If a line in the entries below includes "Active", show that line.

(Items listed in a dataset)
--
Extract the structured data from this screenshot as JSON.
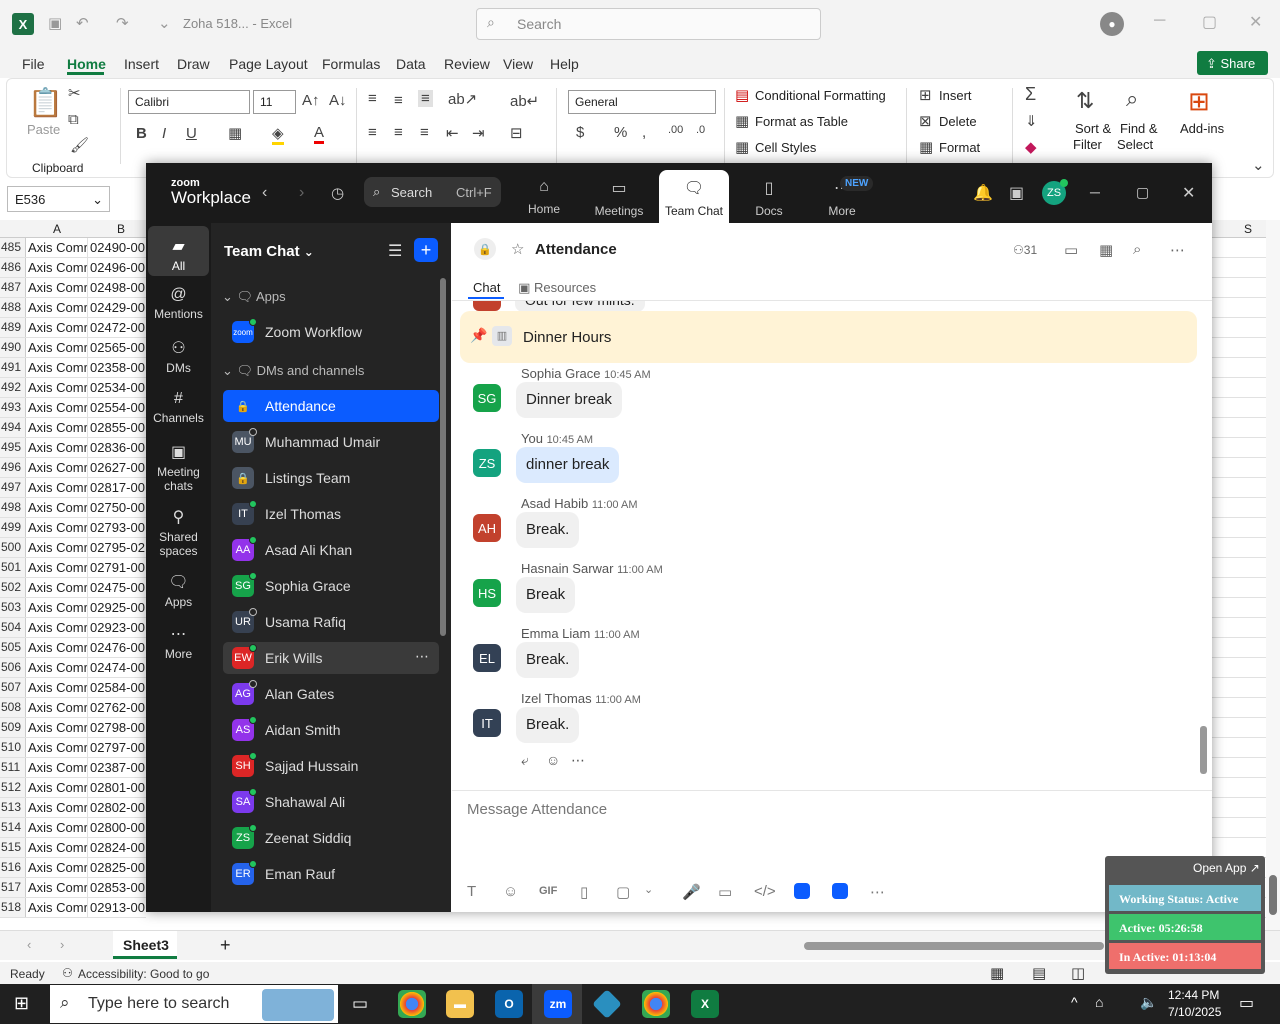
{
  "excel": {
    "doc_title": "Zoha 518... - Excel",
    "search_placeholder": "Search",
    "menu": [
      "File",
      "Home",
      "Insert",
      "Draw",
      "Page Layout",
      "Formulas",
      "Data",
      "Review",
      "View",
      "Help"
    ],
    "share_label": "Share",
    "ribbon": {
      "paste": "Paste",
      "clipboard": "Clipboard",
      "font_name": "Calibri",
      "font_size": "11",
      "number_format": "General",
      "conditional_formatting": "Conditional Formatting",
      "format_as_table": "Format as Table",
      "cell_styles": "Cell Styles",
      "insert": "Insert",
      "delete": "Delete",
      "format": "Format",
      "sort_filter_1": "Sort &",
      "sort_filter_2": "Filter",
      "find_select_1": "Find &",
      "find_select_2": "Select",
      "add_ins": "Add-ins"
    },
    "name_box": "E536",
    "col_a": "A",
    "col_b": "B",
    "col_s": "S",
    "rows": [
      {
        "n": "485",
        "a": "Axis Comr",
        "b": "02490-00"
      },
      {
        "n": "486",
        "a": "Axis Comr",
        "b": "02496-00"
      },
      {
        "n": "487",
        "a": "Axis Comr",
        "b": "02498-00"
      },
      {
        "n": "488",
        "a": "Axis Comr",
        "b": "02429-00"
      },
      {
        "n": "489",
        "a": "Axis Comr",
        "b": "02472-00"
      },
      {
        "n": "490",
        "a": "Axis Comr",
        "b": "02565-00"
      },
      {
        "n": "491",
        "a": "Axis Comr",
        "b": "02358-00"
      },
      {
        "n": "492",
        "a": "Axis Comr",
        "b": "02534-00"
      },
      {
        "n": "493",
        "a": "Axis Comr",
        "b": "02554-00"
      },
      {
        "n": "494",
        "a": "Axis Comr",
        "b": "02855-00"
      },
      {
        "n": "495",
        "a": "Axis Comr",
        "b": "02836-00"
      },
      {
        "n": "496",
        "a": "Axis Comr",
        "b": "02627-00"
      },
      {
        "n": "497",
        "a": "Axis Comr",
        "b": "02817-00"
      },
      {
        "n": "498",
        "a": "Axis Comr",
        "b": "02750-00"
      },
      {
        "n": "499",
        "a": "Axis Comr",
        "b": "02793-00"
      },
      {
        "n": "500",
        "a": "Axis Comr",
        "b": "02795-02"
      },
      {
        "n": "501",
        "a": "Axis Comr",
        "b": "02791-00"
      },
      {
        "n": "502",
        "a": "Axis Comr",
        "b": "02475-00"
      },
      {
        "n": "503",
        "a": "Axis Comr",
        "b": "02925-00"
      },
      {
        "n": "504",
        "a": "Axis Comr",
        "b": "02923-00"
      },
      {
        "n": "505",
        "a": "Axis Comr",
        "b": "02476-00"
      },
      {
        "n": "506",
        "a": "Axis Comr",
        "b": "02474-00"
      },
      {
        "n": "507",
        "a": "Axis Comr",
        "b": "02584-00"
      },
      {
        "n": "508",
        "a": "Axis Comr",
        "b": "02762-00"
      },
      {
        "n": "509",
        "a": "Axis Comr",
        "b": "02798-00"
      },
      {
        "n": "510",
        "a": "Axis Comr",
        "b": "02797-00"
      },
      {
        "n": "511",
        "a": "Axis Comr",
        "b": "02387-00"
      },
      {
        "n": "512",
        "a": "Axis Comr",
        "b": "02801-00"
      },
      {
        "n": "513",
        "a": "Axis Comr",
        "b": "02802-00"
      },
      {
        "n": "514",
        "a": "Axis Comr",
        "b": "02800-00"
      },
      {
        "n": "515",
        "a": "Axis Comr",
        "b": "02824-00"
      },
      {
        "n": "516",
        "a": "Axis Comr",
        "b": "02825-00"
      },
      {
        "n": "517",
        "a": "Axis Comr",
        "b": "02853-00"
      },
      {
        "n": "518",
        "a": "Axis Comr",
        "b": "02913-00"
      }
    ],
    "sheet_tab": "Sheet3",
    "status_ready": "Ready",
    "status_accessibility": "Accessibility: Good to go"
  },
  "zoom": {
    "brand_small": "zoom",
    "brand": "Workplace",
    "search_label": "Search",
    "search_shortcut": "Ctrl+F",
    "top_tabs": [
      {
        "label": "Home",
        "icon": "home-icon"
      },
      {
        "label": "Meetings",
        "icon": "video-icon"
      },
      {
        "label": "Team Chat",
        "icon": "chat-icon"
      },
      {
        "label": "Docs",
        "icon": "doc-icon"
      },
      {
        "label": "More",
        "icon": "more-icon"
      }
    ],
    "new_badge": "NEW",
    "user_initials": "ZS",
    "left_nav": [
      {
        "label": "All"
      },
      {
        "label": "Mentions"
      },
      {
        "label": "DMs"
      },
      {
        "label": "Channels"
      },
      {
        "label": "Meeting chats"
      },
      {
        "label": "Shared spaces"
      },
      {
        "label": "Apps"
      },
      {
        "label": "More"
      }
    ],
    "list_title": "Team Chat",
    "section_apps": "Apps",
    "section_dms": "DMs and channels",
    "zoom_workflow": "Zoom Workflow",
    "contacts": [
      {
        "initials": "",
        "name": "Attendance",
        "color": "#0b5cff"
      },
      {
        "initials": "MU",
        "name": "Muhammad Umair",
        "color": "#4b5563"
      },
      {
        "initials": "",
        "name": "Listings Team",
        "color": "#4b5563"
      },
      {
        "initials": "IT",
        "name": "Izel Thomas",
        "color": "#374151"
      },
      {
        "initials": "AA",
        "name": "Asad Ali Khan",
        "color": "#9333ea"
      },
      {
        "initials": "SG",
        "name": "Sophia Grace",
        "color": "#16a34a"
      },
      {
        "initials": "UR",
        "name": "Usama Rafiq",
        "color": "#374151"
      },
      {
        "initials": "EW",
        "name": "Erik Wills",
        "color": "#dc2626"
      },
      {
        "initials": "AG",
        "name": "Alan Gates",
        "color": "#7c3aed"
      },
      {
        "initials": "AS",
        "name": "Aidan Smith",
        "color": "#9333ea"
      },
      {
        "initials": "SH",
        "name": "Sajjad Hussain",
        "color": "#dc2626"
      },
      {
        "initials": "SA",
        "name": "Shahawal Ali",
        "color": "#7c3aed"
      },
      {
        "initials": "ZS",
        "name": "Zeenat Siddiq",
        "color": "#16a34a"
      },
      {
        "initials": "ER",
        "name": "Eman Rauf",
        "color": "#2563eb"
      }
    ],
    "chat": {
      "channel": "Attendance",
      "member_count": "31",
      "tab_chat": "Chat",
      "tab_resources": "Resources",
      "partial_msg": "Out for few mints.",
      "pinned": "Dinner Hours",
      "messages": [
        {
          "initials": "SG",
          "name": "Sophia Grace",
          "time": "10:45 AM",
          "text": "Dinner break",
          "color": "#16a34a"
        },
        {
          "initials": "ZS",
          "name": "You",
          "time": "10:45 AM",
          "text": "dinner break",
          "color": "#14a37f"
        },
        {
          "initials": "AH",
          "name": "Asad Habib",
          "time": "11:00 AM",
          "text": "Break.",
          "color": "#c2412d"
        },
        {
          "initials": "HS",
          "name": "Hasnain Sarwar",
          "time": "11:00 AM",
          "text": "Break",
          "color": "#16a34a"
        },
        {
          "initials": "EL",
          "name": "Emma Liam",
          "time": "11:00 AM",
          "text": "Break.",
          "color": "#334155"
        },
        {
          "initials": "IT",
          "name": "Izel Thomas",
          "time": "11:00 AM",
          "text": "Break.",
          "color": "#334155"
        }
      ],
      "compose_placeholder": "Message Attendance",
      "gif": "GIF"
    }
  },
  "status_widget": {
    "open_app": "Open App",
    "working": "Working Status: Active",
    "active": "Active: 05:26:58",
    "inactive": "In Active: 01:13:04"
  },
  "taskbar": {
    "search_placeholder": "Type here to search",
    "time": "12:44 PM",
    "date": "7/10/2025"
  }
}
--
## The completed task
    "working": "Working Status: Active",
    "active": "Active: 05:26:58",
    "inactive": "In Active: 01:13:04"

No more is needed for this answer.